A string of fundraising and awareness raising events were also held in the town as people pulled together.
“Jacob has shown how we can as a town all pull together in times of need for one of our own - and that strong bond he created within our community is his lasting legacy.”Stephen Picton
Today, on the first anniversary of Jacob’s death community champion Stephen Picton, who made the balloon release possible and helped arrange for a bench to be created as a lasting tribute, has told how Jacob’s memory will live on in the legacy he has left behind.
Mr Picton said: “Jacob has shown how we can as a town all pull together in times of need for one of our own - and that strong bond he created within our community is his lasting legacy.”
People in the town have taken on the causes of several youngsters in recent months including young Bradley Lowery who is battling neuroblastoma and Lyla
Jacob was taken to the hearts of the people of Hartlepool and throughout the world after what should have been a happy family meal at the town’s Pizza Hut turned to tragedy when a grape he was eating became lodged in his throat.
Despite his parents both being first aid trained they, alongside other first aiders were unable to free the piece of fruit and eventually his heart stopped beating.
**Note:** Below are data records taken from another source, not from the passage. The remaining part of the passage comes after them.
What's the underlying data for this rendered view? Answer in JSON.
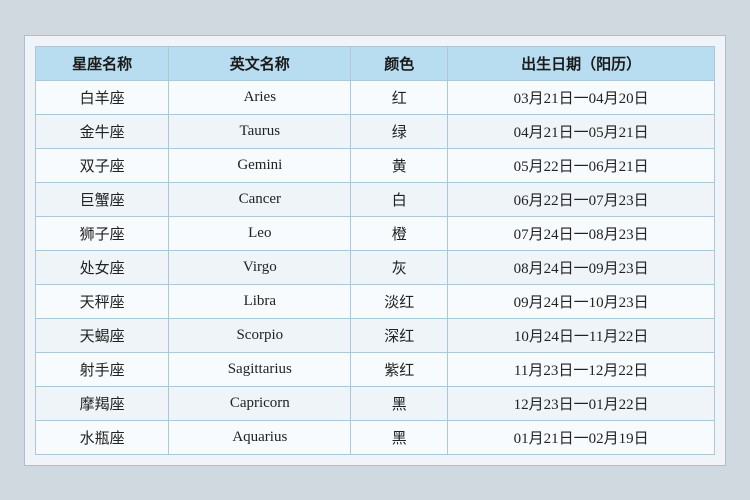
{
  "table": {
    "headers": [
      "星座名称",
      "英文名称",
      "颜色",
      "出生日期（阳历）"
    ],
    "rows": [
      {
        "chinese": "白羊座",
        "english": "Aries",
        "color": "红",
        "dates": "03月21日一04月20日"
      },
      {
        "chinese": "金牛座",
        "english": "Taurus",
        "color": "绿",
        "dates": "04月21日一05月21日"
      },
      {
        "chinese": "双子座",
        "english": "Gemini",
        "color": "黄",
        "dates": "05月22日一06月21日"
      },
      {
        "chinese": "巨蟹座",
        "english": "Cancer",
        "color": "白",
        "dates": "06月22日一07月23日"
      },
      {
        "chinese": "狮子座",
        "english": "Leo",
        "color": "橙",
        "dates": "07月24日一08月23日"
      },
      {
        "chinese": "处女座",
        "english": "Virgo",
        "color": "灰",
        "dates": "08月24日一09月23日"
      },
      {
        "chinese": "天秤座",
        "english": "Libra",
        "color": "淡红",
        "dates": "09月24日一10月23日"
      },
      {
        "chinese": "天蝎座",
        "english": "Scorpio",
        "color": "深红",
        "dates": "10月24日一11月22日"
      },
      {
        "chinese": "射手座",
        "english": "Sagittarius",
        "color": "紫红",
        "dates": "11月23日一12月22日"
      },
      {
        "chinese": "摩羯座",
        "english": "Capricorn",
        "color": "黑",
        "dates": "12月23日一01月22日"
      },
      {
        "chinese": "水瓶座",
        "english": "Aquarius",
        "color": "黑",
        "dates": "01月21日一02月19日"
      }
    ]
  }
}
Paramedics who arrived were able to dislodge the grape and as Jacob was taken to the James Cook University Hospital where medics were able to re-start his heart.
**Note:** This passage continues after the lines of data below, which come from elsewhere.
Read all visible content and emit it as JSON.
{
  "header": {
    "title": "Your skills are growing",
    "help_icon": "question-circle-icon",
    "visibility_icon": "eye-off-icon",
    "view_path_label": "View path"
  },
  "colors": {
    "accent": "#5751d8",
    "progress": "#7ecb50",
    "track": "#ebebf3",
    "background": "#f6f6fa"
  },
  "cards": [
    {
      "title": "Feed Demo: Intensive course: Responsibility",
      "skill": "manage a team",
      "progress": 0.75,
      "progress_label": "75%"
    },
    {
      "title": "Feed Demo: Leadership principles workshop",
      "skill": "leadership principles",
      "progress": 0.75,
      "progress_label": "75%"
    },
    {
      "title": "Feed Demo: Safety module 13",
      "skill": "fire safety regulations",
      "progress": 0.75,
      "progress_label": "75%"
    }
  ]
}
He was transferred to Newcastle’s RVI and placed on a life support machine while his parents kept a bedside vigil.
However, on the morning of October 14, they were given the devastating news Jacob would not pull through after scans showed swelling on his brain was not subsiding.
The couple chose 7pm that night in which to turn off his life support machine knowing the people of Hartlepool had him in their thoughts as they released balloons in a symbol of hope the youngster would recover.
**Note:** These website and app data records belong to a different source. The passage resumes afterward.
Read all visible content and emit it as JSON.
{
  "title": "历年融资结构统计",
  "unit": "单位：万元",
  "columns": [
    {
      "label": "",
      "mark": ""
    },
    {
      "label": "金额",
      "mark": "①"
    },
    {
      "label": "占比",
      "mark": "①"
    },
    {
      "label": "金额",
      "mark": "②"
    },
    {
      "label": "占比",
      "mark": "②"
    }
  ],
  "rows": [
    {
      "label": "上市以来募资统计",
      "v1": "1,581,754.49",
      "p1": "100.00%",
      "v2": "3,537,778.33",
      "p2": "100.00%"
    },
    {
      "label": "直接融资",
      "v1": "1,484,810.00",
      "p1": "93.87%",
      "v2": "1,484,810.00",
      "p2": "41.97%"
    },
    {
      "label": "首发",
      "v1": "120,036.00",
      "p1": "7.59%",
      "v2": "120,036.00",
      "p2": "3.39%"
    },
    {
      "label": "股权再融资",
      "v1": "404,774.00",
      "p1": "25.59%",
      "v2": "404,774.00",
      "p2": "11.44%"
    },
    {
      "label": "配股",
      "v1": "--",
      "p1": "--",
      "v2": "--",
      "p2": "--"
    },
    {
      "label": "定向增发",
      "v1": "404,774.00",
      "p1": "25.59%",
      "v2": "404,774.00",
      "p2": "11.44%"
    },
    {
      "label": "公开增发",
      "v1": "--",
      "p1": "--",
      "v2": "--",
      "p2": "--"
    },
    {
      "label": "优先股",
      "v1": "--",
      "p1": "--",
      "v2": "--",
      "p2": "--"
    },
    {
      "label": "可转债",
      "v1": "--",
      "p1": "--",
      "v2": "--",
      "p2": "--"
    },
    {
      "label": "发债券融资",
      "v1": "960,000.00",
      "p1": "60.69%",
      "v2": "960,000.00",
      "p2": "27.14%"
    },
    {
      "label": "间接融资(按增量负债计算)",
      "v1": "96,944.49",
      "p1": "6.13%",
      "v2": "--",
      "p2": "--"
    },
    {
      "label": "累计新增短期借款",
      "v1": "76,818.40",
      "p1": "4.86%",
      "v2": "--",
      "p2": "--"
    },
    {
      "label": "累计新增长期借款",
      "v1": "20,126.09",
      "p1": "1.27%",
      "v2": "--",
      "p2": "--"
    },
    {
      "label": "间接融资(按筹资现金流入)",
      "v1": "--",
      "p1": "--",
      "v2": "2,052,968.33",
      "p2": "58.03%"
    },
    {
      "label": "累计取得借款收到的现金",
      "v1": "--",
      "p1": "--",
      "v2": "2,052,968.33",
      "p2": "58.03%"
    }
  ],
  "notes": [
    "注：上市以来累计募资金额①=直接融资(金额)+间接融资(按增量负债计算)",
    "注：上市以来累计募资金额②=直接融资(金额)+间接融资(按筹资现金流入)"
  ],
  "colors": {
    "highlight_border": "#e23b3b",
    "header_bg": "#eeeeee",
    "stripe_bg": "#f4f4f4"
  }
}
Mr Picton added: “When we did the balloon release last year, it was so magical.
“We had all come together to set off the balloons as a symbol of hope as we were all praying for Jacob to pull through. None of us knew at that point he had already gained his angel wings.
“I had been asked if we would be doing another balloon release but what happened that night, the emotion and hope people had, it is something that won’t ever be able to be re-created again.
“That is why Jacob’s bench is there to remember him.
“Hartlepool has always been good at coming together but the way in which Jacob brought everyone together was something completely different. It was a closeness we had never had before.
“Jacob brought a whole town together in a time of hope but also a time of sadness.”
Youngsters at Scallywags Nursery where Jacob attended from the age of six months to the week before he died will be paying their own tribute to the youngster whose cheeky smile would light up their room on a daily basis.
Doors to the nursery will be closed early today as toddlers along with staff, wearing his favourite colour - yellow, will make their way to the seafront where they will lay flowers and release balloons in his memory.
Natalie Frankland, manager at Scallywags Nursery where Jacob attended, said: “It has been difficult as a lot of the girls at the nursery were close to Jacob’s family, we have been providing support for the past 12 months and to let them know his memory is still alive.
“Six months ago we created a memorial wall with Jacob’s picture, we also had a bench donated by one of our parents with a plaque which was a lovely idea and we also planted a tree in Jacob’s memory.
“At the time my daughter was around the same age as Jacob and it really hit home the tragic circumstances.
“Jacob was with us from the age of six months old right up until the week it happened. It has been really difficult for the girls here as we all thought so much of Jacob.”